▶ [Records]:
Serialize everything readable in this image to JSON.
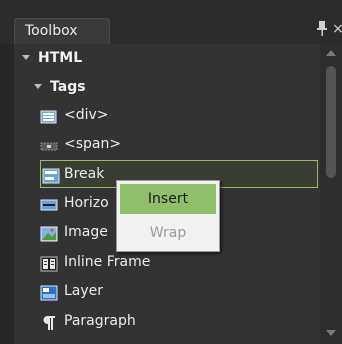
{
  "panel": {
    "tab_title": "Toolbox",
    "pin_icon": "pin-icon",
    "close_symbol": "×"
  },
  "tree": {
    "root": {
      "label": "HTML"
    },
    "group": {
      "label": "Tags"
    },
    "items": [
      {
        "label": "<div>",
        "icon": "div-icon"
      },
      {
        "label": "<span>",
        "icon": "span-icon"
      },
      {
        "label": "Break",
        "icon": "break-icon",
        "selected": true
      },
      {
        "label": "Horizo",
        "icon": "horizontal-rule-icon"
      },
      {
        "label": "Image",
        "icon": "image-icon"
      },
      {
        "label": "Inline Frame",
        "icon": "inline-frame-icon"
      },
      {
        "label": "Layer",
        "icon": "layer-icon"
      },
      {
        "label": "Paragraph",
        "icon": "paragraph-icon"
      }
    ]
  },
  "context_menu": {
    "items": [
      {
        "label": "Insert",
        "enabled": true,
        "highlighted": true
      },
      {
        "label": "Wrap",
        "enabled": false
      }
    ]
  },
  "colors": {
    "panel_bg": "#333333",
    "selection_border": "#9cba63",
    "menu_highlight": "#8fbf6b"
  }
}
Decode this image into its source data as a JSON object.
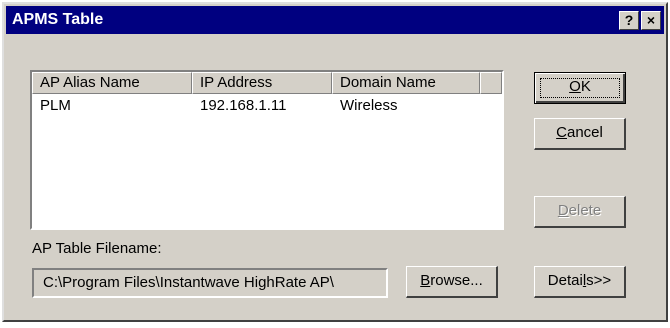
{
  "window": {
    "title": "APMS Table",
    "help_glyph": "?",
    "close_glyph": "×"
  },
  "list": {
    "columns": [
      "AP Alias Name",
      "IP Address",
      "Domain Name",
      ""
    ],
    "rows": [
      {
        "alias": "PLM",
        "ip": "192.168.1.11",
        "domain": "Wireless"
      }
    ]
  },
  "buttons": {
    "ok": {
      "accel": "O",
      "rest": "K"
    },
    "cancel": {
      "accel": "C",
      "rest": "ancel"
    },
    "delete": {
      "accel": "D",
      "rest": "elete"
    },
    "browse": {
      "accel": "B",
      "rest": "rowse..."
    },
    "details": {
      "pre": "Detai",
      "accel": "l",
      "rest": "s>>"
    }
  },
  "filename": {
    "label": "AP Table Filename:",
    "value": "C:\\Program Files\\Instantwave HighRate AP\\"
  },
  "icons": {
    "help": "help-icon",
    "close": "close-icon"
  },
  "colors": {
    "face": "#d4d0c8",
    "titlebar": "#000080",
    "disabled_text": "#808080"
  }
}
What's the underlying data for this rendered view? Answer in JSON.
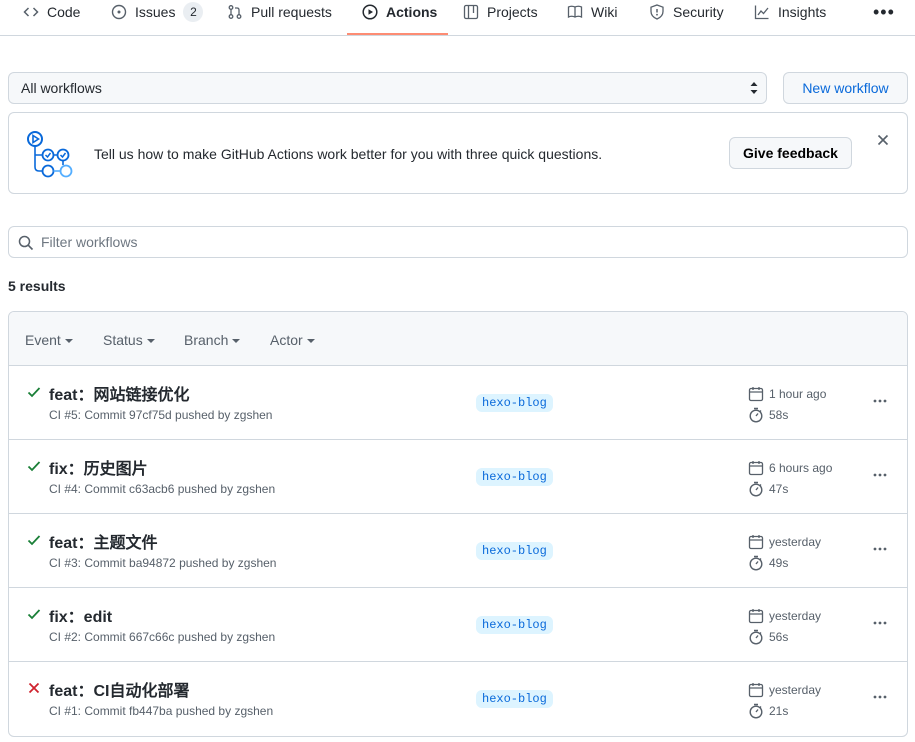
{
  "nav": {
    "tabs": [
      {
        "label": "Code",
        "icon": "code-icon"
      },
      {
        "label": "Issues",
        "icon": "issue-opened-icon",
        "count": "2"
      },
      {
        "label": "Pull requests",
        "icon": "git-pull-request-icon"
      },
      {
        "label": "Actions",
        "icon": "play-icon",
        "selected": true
      },
      {
        "label": "Projects",
        "icon": "table-icon"
      },
      {
        "label": "Wiki",
        "icon": "book-icon"
      },
      {
        "label": "Security",
        "icon": "shield-icon"
      },
      {
        "label": "Insights",
        "icon": "graph-icon"
      }
    ],
    "more": "•••"
  },
  "workflow_select": {
    "value": "All workflows"
  },
  "new_workflow_label": "New workflow",
  "banner": {
    "message": "Tell us how to make GitHub Actions work better for you with three quick questions.",
    "button_label": "Give feedback"
  },
  "filter": {
    "placeholder": "Filter workflows"
  },
  "results_label": "5 results",
  "filters": {
    "event": "Event",
    "status": "Status",
    "branch": "Branch",
    "actor": "Actor"
  },
  "runs": [
    {
      "status": "success",
      "title": "feat：网站链接优化",
      "meta": "CI #5: Commit 97cf75d pushed by zgshen",
      "branch": "hexo-blog",
      "when": "1 hour ago",
      "duration": "58s"
    },
    {
      "status": "success",
      "title": "fix：历史图片",
      "meta": "CI #4: Commit c63acb6 pushed by zgshen",
      "branch": "hexo-blog",
      "when": "6 hours ago",
      "duration": "47s"
    },
    {
      "status": "success",
      "title": "feat：主题文件",
      "meta": "CI #3: Commit ba94872 pushed by zgshen",
      "branch": "hexo-blog",
      "when": "yesterday",
      "duration": "49s"
    },
    {
      "status": "success",
      "title": "fix：edit",
      "meta": "CI #2: Commit 667c66c pushed by zgshen",
      "branch": "hexo-blog",
      "when": "yesterday",
      "duration": "56s"
    },
    {
      "status": "failure",
      "title": "feat：CI自动化部署",
      "meta": "CI #1: Commit fb447ba pushed by zgshen",
      "branch": "hexo-blog",
      "when": "yesterday",
      "duration": "21s"
    }
  ],
  "colors": {
    "success": "#1a7f37",
    "failure": "#cf222e",
    "accent": "#fd8c73",
    "link": "#0969da"
  }
}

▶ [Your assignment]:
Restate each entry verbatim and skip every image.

▶ [Written solution]:
Serialize everything readable in this image to JSON.
{
  "panel": {
    "tab_title": "Toolbox",
    "pin_icon": "pin-icon",
    "close_symbol": "×"
  },
  "tree": {
    "root": {
      "label": "HTML"
    },
    "group": {
      "label": "Tags"
    },
    "items": [
      {
        "label": "<div>",
        "icon": "div-icon"
      },
      {
        "label": "<span>",
        "icon": "span-icon"
      },
      {
        "label": "Break",
        "icon": "break-icon",
        "selected": true
      },
      {
        "label": "Horizo",
        "icon": "horizontal-rule-icon"
      },
      {
        "label": "Image",
        "icon": "image-icon"
      },
      {
        "label": "Inline Frame",
        "icon": "inline-frame-icon"
      },
      {
        "label": "Layer",
        "icon": "layer-icon"
      },
      {
        "label": "Paragraph",
        "icon": "paragraph-icon"
      }
    ]
  },
  "context_menu": {
    "items": [
      {
        "label": "Insert",
        "enabled": true,
        "highlighted": true
      },
      {
        "label": "Wrap",
        "enabled": false
      }
    ]
  },
  "colors": {
    "panel_bg": "#333333",
    "selection_border": "#9cba63",
    "menu_highlight": "#8fbf6b"
  }
}
Decode this image into its source data as a JSON object.
{
  "window": {
    "title": "APMS Table",
    "help_glyph": "?",
    "close_glyph": "×"
  },
  "list": {
    "columns": [
      "AP Alias Name",
      "IP Address",
      "Domain Name",
      ""
    ],
    "rows": [
      {
        "alias": "PLM",
        "ip": "192.168.1.11",
        "domain": "Wireless"
      }
    ]
  },
  "buttons": {
    "ok": {
      "accel": "O",
      "rest": "K"
    },
    "cancel": {
      "accel": "C",
      "rest": "ancel"
    },
    "delete": {
      "accel": "D",
      "rest": "elete"
    },
    "browse": {
      "accel": "B",
      "rest": "rowse..."
    },
    "details": {
      "pre": "Detai",
      "accel": "l",
      "rest": "s>>"
    }
  },
  "filename": {
    "label": "AP Table Filename:",
    "value": "C:\\Program Files\\Instantwave HighRate AP\\"
  },
  "icons": {
    "help": "help-icon",
    "close": "close-icon"
  },
  "colors": {
    "face": "#d4d0c8",
    "titlebar": "#000080",
    "disabled_text": "#808080"
  }
}
What's the underlying data for this rendered view? Answer in JSON.
{
  "nav": {
    "tabs": [
      {
        "label": "Code",
        "icon": "code-icon"
      },
      {
        "label": "Issues",
        "icon": "issue-opened-icon",
        "count": "2"
      },
      {
        "label": "Pull requests",
        "icon": "git-pull-request-icon"
      },
      {
        "label": "Actions",
        "icon": "play-icon",
        "selected": true
      },
      {
        "label": "Projects",
        "icon": "table-icon"
      },
      {
        "label": "Wiki",
        "icon": "book-icon"
      },
      {
        "label": "Security",
        "icon": "shield-icon"
      },
      {
        "label": "Insights",
        "icon": "graph-icon"
      }
    ],
    "more": "•••"
  },
  "workflow_select": {
    "value": "All workflows"
  },
  "new_workflow_label": "New workflow",
  "banner": {
    "message": "Tell us how to make GitHub Actions work better for you with three quick questions.",
    "button_label": "Give feedback"
  },
  "filter": {
    "placeholder": "Filter workflows"
  },
  "results_label": "5 results",
  "filters": {
    "event": "Event",
    "status": "Status",
    "branch": "Branch",
    "actor": "Actor"
  },
  "runs": [
    {
      "status": "success",
      "title": "feat：网站链接优化",
      "meta": "CI #5: Commit 97cf75d pushed by zgshen",
      "branch": "hexo-blog",
      "when": "1 hour ago",
      "duration": "58s"
    },
    {
      "status": "success",
      "title": "fix：历史图片",
      "meta": "CI #4: Commit c63acb6 pushed by zgshen",
      "branch": "hexo-blog",
      "when": "6 hours ago",
      "duration": "47s"
    },
    {
      "status": "success",
      "title": "feat：主题文件",
      "meta": "CI #3: Commit ba94872 pushed by zgshen",
      "branch": "hexo-blog",
      "when": "yesterday",
      "duration": "49s"
    },
    {
      "status": "success",
      "title": "fix：edit",
      "meta": "CI #2: Commit 667c66c pushed by zgshen",
      "branch": "hexo-blog",
      "when": "yesterday",
      "duration": "56s"
    },
    {
      "status": "failure",
      "title": "feat：CI自动化部署",
      "meta": "CI #1: Commit fb447ba pushed by zgshen",
      "branch": "hexo-blog",
      "when": "yesterday",
      "duration": "21s"
    }
  ],
  "colors": {
    "success": "#1a7f37",
    "failure": "#cf222e",
    "accent": "#fd8c73",
    "link": "#0969da"
  }
}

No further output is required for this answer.